Using the data below, gather each line that includes the word "resources".

(Dataset rows for apps and sites)
·····

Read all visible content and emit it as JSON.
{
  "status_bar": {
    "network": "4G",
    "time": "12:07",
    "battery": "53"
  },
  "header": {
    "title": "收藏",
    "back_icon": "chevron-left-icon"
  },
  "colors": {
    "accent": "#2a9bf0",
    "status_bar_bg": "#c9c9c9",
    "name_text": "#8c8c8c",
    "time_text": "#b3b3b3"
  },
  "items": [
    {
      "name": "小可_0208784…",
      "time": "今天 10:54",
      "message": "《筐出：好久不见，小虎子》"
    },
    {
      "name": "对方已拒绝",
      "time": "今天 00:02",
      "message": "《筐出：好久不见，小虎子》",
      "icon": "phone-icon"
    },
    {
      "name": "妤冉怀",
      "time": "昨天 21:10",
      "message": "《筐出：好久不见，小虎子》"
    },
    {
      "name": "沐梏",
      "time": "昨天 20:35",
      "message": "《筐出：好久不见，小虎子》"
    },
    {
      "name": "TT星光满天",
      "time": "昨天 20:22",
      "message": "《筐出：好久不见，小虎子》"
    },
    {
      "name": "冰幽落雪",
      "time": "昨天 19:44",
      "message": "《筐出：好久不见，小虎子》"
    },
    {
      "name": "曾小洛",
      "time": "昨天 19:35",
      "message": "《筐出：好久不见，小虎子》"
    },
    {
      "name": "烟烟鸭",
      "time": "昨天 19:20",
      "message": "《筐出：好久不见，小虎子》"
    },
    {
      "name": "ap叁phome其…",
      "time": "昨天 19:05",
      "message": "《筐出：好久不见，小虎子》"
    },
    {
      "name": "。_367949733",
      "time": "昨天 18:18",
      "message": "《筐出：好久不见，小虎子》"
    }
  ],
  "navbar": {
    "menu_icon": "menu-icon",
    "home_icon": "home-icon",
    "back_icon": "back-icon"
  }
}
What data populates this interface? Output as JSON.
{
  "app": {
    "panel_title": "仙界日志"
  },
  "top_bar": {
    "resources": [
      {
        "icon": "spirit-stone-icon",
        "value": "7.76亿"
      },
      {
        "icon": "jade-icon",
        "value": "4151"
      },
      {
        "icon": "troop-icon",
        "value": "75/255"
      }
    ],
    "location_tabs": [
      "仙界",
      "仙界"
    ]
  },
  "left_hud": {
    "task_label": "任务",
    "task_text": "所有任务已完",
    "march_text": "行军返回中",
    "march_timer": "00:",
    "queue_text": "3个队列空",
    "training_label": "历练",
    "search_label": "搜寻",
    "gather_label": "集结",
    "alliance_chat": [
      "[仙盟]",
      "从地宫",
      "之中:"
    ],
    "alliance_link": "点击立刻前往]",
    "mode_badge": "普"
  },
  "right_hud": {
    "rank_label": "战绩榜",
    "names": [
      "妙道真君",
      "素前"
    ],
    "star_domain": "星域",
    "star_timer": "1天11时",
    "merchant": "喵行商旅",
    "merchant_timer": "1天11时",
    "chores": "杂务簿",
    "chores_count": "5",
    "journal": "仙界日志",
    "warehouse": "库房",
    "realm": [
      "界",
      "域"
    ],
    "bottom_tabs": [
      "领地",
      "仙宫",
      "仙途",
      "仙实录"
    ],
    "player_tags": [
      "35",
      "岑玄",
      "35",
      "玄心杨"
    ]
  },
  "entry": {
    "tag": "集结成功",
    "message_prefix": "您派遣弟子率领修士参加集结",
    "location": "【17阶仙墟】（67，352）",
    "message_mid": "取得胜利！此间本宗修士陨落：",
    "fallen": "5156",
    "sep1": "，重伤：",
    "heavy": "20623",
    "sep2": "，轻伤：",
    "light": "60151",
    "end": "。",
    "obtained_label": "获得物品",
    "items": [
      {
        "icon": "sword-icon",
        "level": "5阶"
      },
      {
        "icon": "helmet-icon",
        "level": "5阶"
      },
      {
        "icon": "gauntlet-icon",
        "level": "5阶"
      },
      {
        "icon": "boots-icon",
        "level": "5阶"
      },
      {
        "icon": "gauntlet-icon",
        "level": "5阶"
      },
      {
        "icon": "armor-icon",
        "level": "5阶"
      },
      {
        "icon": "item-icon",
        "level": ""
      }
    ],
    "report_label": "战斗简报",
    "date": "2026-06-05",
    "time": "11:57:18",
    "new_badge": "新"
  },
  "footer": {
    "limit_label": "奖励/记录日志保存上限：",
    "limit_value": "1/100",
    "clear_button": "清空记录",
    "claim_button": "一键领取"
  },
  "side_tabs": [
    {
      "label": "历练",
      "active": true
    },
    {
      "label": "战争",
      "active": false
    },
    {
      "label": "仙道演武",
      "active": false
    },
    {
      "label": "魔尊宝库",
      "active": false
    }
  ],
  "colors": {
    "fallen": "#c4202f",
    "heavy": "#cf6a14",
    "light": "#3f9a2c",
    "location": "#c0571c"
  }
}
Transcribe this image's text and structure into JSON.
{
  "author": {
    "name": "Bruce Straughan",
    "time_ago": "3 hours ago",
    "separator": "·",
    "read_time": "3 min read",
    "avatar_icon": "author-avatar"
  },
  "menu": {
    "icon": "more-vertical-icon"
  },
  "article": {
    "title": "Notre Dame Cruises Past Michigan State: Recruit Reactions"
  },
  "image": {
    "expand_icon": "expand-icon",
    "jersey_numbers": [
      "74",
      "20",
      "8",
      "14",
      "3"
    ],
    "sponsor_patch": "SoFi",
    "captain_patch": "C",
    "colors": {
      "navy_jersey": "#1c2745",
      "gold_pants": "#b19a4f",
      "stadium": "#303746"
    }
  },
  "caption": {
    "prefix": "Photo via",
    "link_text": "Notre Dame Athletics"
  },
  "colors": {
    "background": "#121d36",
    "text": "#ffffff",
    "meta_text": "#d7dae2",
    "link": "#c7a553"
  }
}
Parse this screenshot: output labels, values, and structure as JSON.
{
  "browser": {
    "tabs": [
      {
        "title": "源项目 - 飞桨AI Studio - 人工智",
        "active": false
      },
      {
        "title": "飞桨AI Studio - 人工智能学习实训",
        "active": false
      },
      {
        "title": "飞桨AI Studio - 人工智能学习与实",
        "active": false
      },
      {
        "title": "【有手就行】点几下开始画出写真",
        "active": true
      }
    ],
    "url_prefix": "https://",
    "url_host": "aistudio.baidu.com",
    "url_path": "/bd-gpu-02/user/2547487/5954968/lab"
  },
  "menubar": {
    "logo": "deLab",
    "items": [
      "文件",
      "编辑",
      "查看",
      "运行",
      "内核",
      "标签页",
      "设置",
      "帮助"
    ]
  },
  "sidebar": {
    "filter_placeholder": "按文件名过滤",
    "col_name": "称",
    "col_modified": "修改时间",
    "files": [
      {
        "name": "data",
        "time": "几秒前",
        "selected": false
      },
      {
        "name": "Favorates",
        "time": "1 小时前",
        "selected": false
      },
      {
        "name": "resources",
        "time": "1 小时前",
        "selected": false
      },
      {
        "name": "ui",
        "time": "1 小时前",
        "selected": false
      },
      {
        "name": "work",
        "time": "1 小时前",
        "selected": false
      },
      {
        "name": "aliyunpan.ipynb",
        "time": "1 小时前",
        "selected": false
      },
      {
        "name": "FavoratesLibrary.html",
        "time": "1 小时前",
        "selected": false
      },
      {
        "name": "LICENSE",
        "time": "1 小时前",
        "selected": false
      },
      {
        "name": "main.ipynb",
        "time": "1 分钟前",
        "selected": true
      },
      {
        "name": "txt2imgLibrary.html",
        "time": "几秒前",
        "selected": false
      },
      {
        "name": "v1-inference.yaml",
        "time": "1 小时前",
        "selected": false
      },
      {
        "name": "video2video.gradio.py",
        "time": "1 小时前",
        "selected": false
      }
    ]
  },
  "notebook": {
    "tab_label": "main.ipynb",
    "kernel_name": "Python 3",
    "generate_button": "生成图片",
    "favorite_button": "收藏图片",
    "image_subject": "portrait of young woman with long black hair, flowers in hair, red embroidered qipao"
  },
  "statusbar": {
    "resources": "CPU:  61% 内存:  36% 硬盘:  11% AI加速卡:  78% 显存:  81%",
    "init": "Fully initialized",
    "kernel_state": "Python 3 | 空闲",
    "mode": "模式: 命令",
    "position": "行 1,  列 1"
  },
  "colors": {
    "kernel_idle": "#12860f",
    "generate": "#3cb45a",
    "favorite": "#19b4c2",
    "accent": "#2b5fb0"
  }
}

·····

Answer box
    "resources": [
        "name": "resources",
    "resources": "CPU:  61% 内存:  36% 硬盘:  11% AI加速卡:  78% 显存:  81%",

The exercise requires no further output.